About this task: Copy every line of the entries that includes the word "accent".
Start of Block
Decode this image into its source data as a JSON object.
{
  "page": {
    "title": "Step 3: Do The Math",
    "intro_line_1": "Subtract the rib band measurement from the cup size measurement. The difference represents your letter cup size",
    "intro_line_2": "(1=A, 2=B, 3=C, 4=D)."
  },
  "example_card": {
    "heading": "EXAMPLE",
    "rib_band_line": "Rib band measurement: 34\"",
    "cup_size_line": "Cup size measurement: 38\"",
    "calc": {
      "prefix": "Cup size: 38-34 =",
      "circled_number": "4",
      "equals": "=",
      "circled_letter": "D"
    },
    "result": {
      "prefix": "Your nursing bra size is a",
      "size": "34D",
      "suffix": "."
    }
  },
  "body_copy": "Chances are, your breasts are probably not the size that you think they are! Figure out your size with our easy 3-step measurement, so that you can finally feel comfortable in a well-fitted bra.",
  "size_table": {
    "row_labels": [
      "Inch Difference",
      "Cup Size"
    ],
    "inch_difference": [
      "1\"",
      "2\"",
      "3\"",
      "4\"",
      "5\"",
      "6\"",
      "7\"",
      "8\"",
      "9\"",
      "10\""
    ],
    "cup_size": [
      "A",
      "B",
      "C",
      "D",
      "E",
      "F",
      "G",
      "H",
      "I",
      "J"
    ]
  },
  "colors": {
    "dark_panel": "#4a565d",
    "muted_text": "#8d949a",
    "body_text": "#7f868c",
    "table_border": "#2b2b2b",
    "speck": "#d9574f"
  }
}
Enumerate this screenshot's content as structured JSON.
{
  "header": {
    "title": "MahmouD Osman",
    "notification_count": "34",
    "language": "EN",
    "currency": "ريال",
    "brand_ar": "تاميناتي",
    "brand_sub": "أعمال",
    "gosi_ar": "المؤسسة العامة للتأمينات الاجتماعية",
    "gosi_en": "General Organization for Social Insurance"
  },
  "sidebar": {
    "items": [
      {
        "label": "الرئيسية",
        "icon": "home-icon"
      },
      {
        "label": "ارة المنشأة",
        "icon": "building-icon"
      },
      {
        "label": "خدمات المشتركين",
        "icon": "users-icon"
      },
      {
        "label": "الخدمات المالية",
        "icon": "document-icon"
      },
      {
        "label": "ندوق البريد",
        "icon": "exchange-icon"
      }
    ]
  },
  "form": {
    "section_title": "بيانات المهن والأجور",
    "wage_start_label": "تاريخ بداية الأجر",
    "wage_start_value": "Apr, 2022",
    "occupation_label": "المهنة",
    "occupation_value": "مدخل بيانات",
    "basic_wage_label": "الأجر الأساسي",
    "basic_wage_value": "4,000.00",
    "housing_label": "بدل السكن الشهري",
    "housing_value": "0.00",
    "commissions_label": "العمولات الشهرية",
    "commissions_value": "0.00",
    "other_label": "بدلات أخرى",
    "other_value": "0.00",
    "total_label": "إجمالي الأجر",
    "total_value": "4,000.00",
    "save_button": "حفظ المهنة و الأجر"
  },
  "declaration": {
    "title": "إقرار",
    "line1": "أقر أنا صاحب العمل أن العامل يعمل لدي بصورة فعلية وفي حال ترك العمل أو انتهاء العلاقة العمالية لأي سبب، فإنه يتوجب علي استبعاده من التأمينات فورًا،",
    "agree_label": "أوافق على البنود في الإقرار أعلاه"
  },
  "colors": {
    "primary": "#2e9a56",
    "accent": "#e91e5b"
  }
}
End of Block
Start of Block
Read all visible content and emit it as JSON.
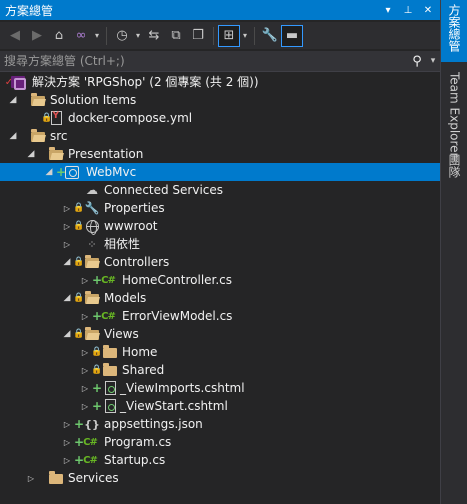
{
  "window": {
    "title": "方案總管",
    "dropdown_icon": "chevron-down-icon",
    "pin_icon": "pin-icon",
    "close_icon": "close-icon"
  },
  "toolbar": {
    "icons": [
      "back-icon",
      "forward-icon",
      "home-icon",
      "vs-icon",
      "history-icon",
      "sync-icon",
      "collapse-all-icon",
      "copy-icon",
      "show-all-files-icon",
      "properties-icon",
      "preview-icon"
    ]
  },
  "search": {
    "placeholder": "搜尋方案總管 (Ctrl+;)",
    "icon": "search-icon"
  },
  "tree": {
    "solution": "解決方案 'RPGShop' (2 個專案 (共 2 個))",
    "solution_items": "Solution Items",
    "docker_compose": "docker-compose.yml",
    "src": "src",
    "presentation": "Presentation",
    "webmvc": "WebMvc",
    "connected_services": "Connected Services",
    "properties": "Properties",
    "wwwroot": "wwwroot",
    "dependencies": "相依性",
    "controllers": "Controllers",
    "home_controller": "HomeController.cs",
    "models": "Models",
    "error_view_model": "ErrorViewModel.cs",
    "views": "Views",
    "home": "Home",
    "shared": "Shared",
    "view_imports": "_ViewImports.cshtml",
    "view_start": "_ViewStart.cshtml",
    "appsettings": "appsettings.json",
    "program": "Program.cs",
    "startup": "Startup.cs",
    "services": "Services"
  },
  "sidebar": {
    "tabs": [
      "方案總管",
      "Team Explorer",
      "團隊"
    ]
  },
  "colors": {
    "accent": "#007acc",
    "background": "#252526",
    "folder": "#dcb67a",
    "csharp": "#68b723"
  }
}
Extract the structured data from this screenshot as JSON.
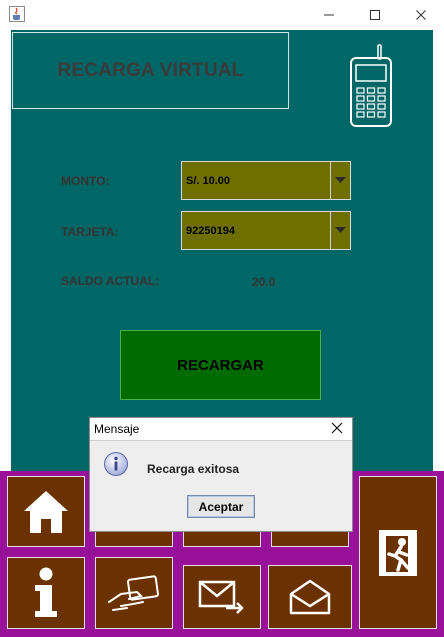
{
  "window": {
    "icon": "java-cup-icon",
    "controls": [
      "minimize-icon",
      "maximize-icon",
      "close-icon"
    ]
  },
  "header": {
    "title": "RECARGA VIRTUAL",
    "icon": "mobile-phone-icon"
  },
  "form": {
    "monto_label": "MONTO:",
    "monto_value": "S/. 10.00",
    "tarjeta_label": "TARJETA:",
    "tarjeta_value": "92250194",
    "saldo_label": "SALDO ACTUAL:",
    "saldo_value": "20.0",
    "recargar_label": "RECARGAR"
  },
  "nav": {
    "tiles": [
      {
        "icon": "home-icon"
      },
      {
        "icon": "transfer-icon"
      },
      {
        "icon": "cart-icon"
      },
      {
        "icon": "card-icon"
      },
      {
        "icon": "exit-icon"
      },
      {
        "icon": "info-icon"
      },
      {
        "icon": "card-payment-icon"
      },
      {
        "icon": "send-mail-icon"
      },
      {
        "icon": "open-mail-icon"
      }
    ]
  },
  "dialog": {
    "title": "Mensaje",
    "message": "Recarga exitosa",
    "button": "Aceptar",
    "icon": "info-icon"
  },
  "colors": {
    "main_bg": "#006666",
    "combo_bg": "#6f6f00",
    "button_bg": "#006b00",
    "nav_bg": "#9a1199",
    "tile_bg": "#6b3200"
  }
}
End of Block
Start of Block
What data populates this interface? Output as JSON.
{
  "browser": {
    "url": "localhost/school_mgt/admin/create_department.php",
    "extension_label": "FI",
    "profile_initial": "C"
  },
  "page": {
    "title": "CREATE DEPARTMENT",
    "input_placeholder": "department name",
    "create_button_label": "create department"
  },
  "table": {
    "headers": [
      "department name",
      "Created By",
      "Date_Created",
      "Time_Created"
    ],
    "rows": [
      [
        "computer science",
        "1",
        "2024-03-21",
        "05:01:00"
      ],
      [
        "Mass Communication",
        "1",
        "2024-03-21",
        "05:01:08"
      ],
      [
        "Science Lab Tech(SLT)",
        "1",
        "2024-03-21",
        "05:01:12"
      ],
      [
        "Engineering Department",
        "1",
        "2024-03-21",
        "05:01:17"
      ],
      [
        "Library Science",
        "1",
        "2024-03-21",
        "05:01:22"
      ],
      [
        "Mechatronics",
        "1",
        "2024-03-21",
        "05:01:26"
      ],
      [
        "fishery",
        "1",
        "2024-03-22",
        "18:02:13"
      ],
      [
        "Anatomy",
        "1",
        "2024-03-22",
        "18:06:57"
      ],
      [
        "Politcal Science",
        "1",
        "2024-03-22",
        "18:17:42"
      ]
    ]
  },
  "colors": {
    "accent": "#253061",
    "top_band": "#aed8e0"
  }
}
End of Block
The answer:
    "accent": "#e91e5b"
    "accent": "#007acc",
    "accent": "#253061",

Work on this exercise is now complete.